__WHAT TO WORK ON__
Each line in the entries below that holds the word "icon" belongs in the answer.

__DATA TO USE__
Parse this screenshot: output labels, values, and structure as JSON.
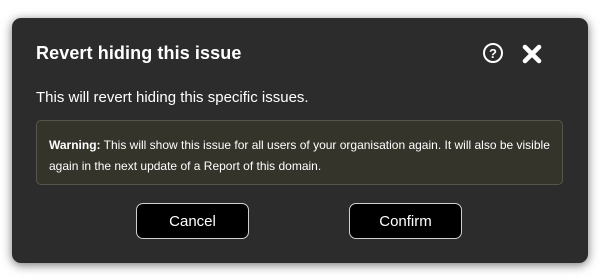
{
  "dialog": {
    "title": "Revert hiding this issue",
    "subtitle": "This will revert hiding this specific issues.",
    "help_glyph": "?",
    "help_icon": "question-circle-icon",
    "close_icon": "close-x-icon",
    "warning": {
      "label": "Warning:",
      "text": " This will show this issue for all users of your organisation again. It will also be visible again in the next update of a Report of this domain."
    },
    "buttons": {
      "cancel": "Cancel",
      "confirm": "Confirm"
    }
  },
  "colors": {
    "dialog_background": "#2c2c2c",
    "warning_background": "#34342b",
    "button_background": "#000000",
    "text": "#ffffff"
  }
}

__ANSWER FOR THIS EXERCISE__
    "help_icon": "question-circle-icon",
    "close_icon": "close-x-icon",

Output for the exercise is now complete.